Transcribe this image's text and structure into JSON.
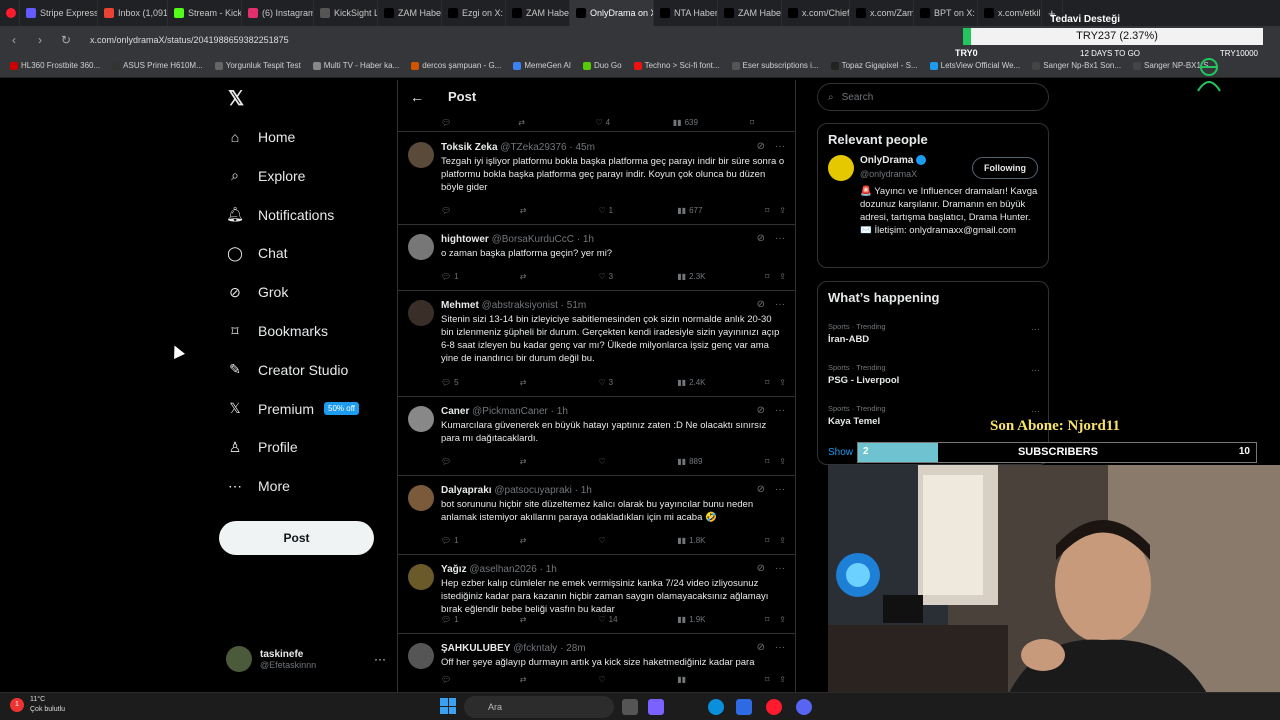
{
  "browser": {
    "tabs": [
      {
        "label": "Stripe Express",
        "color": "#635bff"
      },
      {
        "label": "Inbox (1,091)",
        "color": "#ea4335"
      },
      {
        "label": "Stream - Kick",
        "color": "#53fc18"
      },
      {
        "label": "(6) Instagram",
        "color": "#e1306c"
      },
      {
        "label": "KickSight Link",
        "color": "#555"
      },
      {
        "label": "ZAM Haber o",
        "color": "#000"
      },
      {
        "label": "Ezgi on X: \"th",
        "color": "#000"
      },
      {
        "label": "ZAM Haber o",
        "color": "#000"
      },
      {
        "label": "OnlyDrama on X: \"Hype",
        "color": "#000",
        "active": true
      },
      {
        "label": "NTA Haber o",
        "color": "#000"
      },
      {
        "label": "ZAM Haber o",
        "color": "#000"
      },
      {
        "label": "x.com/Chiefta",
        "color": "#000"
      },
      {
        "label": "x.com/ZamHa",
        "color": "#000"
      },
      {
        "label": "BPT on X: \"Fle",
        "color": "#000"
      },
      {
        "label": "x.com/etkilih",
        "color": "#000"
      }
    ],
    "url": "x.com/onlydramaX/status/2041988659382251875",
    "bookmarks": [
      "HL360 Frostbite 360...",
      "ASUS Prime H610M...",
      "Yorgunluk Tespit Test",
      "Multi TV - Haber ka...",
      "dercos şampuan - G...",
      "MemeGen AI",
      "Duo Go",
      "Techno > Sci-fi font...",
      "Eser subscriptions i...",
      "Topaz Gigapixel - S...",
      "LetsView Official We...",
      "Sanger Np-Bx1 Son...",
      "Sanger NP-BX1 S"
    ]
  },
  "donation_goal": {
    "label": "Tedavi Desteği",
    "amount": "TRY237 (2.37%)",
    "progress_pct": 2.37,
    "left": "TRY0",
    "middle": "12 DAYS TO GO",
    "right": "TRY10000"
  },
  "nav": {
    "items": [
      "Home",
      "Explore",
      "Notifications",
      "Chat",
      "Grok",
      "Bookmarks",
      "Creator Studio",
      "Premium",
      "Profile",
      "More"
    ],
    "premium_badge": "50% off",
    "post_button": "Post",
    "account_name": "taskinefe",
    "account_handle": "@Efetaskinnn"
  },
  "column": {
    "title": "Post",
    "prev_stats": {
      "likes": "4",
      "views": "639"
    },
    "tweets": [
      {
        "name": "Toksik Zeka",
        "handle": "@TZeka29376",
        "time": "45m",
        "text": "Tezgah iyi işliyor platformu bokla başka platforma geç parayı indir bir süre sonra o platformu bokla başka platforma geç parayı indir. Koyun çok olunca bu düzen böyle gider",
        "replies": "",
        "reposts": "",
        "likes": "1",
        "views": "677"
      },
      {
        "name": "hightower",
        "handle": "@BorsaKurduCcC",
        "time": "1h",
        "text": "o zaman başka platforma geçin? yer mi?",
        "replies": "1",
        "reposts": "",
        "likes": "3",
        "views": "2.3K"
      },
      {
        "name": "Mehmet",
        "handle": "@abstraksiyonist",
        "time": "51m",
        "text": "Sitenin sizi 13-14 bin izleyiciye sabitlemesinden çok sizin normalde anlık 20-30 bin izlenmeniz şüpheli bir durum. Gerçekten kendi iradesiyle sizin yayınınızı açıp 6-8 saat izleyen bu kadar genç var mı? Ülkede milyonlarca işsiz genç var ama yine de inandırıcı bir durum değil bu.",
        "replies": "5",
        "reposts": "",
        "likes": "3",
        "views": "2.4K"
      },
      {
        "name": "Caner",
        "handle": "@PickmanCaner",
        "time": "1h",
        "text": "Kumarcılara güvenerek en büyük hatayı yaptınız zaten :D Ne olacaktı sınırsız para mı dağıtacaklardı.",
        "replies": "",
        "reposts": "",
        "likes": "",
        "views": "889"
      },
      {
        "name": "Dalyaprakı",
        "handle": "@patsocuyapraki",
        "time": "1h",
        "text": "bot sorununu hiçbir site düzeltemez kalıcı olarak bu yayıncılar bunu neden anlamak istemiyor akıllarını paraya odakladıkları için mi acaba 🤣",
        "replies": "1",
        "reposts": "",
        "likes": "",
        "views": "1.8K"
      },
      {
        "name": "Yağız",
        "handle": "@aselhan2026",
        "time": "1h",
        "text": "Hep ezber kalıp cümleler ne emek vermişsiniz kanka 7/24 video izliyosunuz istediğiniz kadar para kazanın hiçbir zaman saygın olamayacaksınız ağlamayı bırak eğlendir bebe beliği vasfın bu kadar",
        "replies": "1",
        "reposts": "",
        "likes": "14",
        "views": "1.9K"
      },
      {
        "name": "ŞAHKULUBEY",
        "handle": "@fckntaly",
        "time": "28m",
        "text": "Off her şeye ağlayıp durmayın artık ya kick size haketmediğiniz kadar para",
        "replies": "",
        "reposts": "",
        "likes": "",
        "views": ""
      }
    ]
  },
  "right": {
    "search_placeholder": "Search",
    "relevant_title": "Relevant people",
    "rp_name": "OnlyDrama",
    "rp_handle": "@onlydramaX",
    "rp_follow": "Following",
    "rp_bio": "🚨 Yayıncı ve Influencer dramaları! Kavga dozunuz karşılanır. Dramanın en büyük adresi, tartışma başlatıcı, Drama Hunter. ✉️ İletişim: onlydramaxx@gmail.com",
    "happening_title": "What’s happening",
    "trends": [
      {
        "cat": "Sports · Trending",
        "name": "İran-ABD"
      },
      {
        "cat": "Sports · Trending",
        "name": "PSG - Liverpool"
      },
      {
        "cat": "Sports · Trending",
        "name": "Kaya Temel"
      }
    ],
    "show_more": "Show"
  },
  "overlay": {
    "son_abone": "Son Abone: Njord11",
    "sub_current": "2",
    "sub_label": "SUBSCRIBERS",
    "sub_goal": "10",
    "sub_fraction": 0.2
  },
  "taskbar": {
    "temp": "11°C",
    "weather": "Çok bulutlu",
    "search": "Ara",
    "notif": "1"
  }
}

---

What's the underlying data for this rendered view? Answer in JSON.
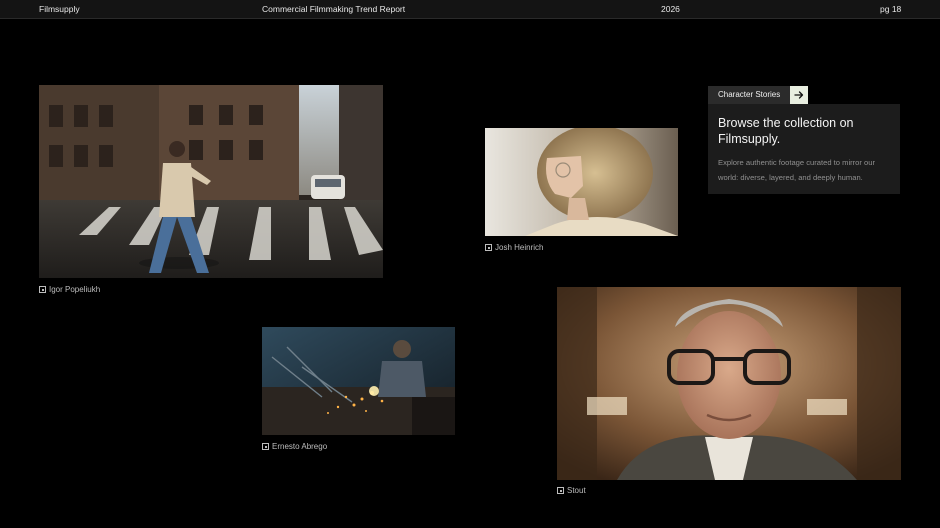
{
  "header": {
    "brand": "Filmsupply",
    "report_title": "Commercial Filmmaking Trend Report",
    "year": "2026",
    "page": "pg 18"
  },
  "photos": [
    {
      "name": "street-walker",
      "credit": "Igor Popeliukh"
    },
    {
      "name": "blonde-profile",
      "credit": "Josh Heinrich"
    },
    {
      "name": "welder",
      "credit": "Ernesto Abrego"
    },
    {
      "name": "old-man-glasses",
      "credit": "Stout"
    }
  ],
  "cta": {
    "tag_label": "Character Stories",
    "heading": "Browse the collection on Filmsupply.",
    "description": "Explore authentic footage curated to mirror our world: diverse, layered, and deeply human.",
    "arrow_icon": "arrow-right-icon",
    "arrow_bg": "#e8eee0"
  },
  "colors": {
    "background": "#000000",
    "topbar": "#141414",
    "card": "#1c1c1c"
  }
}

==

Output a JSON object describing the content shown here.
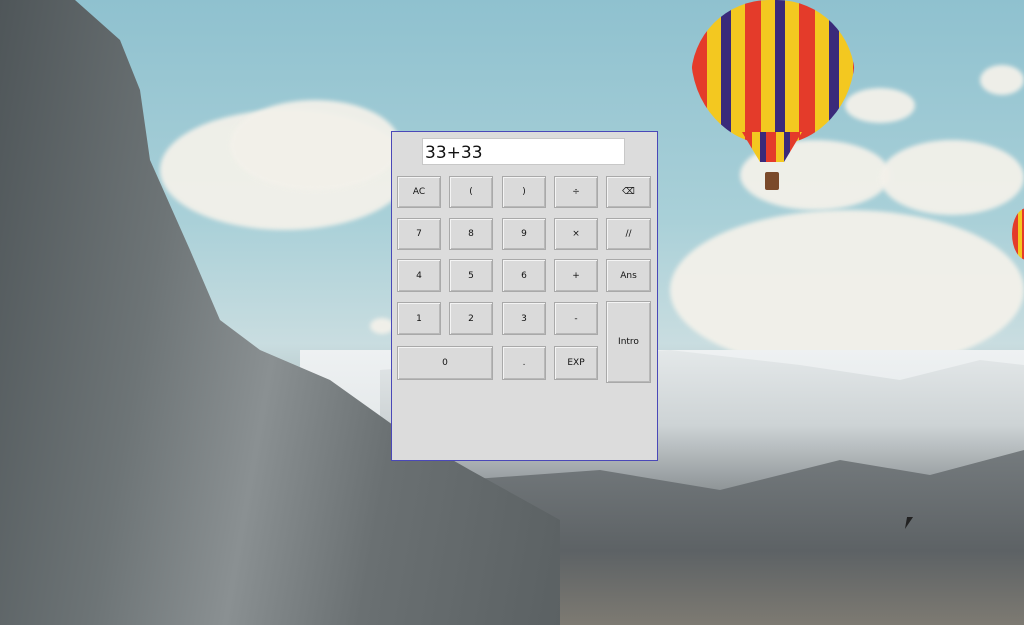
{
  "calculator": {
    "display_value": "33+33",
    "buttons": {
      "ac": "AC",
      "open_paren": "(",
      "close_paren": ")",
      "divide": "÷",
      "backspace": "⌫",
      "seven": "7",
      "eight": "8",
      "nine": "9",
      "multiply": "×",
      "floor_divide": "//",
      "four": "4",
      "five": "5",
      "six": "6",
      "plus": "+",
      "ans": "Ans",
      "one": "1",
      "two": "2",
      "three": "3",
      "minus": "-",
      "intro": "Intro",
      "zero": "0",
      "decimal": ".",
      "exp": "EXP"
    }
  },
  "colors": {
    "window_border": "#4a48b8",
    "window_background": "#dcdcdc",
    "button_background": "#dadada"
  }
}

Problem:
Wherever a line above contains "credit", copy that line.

Task result:
      "credit": "Igor Popeliukh"
      "credit": "Josh Heinrich"
      "credit": "Ernesto Abrego"
      "credit": "Stout"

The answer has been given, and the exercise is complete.